Boosting your business’s resilience to cybercrime
Want to protect your business data? Start thinking like a cyber criminal, writes Suzy Clarke. Over the past 12 months, millions of customers around the world have been impacted by some of the biggest data breaches in history. Small businesses are particularly at risk, as they work with sensitive personal and financial information every day. […]
Want to protect your business data? Start thinking like a cyber criminal, writes Suzy Clarke.
Over the past 12 months, millions of customers around the world have been impacted by some of the biggest data breaches in history. Small businesses are particularly at risk, as they work with sensitive personal and financial information every day.
October is Cybersecurity Awareness Month and a timely reminder to stay secure online. So how can you protect your business?
It all starts with understanding the mindset of a cyber criminal. Who are they? What are they looking for? Why are they stealing information? And how do they get it?
Who is behind a cyber attack?
Despite the stereotypes, cyber criminals aren’t necessarily well-funded geniuses who lurk in the shadows building sophisticated hacking programs. The barrier to entry is actually much lower, with cybercrime tools and services available to anyone with the right motivation.
There are four kinds of cyber criminals:
- Hackers, who use their skills to break into vulnerable systems and networks.

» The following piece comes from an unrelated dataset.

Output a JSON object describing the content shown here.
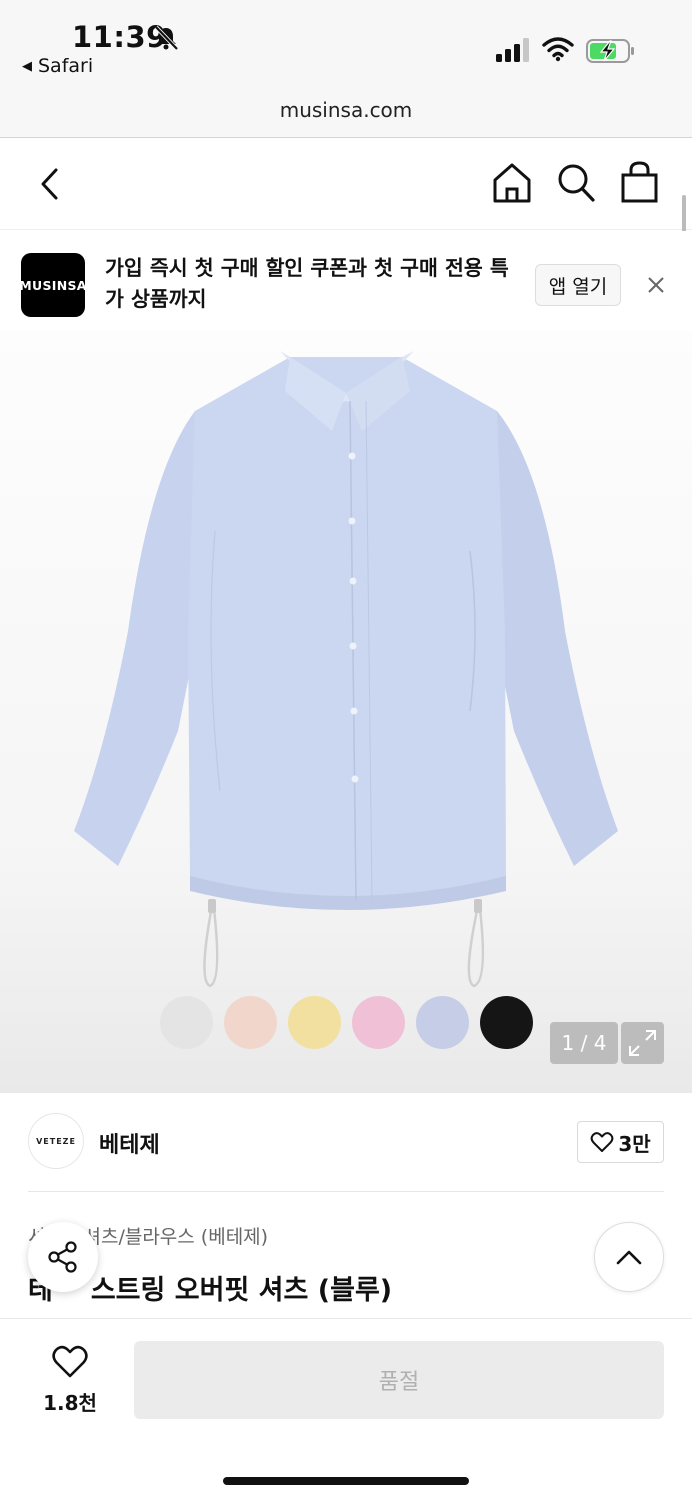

- Cyberactivists, who often have political or ideological reasons for exploiting a company and exposing their data.
- ‘Script kiddies’, who don’t have technical expertise and use off-the-shelf hacking tools to steal data.
- Malicious insiders, who are employees using their position to steal sensitive information from their company.
What do cyber criminals want?
Data is the ultimate prize for a cyber criminal. This could be anything from the personal information of staff and customers, to confidential business information like sales and inventory records, credit cards and banking information, or account credentials used to access company systems.
Personal information can be used to commit identity fraud like scam campaigns, or payment fraud like transactions on stolen credit cards. Business information can be sold to competitors or state sponsors, and used to gain access to company accounts. Cyber criminals steal this data by gaining control of the accounts that access it.
Once they have access to your accounts, cyber criminals can change your password and lock you out, then use this account to access other online services. For example, imagine if a cyber criminal was able to access your email account. They could intercept a PDF invoice and edit the payment details, to trick your customers into paying a fraudulent bank account instead of you.
How do cyber criminals access your accounts?
Cyber criminals use a number of tactics to gain access to your accounts:
- Direct attacks, using tools that allow them to guess or break passwords that are weak. If you’ve used that password across multiple accounts, the damage could be wide ranging.
- Phishing and social engineering, where cyber criminals trick people into handing over their details using links or requests in emails, texts, phone calls and other communications.
- Malware, which is malicious software that can infect your device to monitor your activity, and provide backdoor access to your systems.
- Ransomware, which spreads across your devices to lock them, so the cyber criminal can threaten to expose or erase your data unless you pay a ransom.
How can you protect your business?
Being cyber wise in your business or practice doesn’t have to be complex or expensive. It’s about taking a layered approach, to make sure you have broad protection against a range of threats. You probably already do this with your home security. Aside from locking doors and windows, you might have additional deterrents like gates, cameras, alarms, and perhaps even a dog.
Here are five strategies you can use as layers to improve your business’ resilience to cybercrime:
- Do a risk assessment on your business to identify any gaps. This might involve thinking about what data you store, which technology you use to store it, and what obligations you have to manage it.
- Get the security basics sorted, like having strong and unique passwords on each account, and switching on multi-factor authentication wherever possible. Password managers are a good option as they do the hard work for you.
- Develop strong policies and processes to help your team maintain clear and consistent cybersecurity habits. This should outline how your business or practice handles account security, device security and data security.
- Buy from organisations that adhere to data security standards, like ISO 27001 and SOC2. Use secure websites (the ‘s’ in https is the key) and make sure that accessing and sharing data is limited to staff that need the information to do their jobs.
- Don’t forget to consider the human element of security. Staff should understand how to safely use the accounts, devices and data that belong to your business. They should also feel confident about where to go for help, and how to respond if an incident occurs.
Cyber criminals are a growing threat to all of us. The best way to make sure you keep your data safe is to look at your business through their eyes, and consider what gaps or vulnerabilities might exist. That way, you can enjoy peace of mind, knowing the data you’re holding on your business and customers is safe and secure.
Suzy Clarke (pictured) is Executive General Manager of Security at Xero.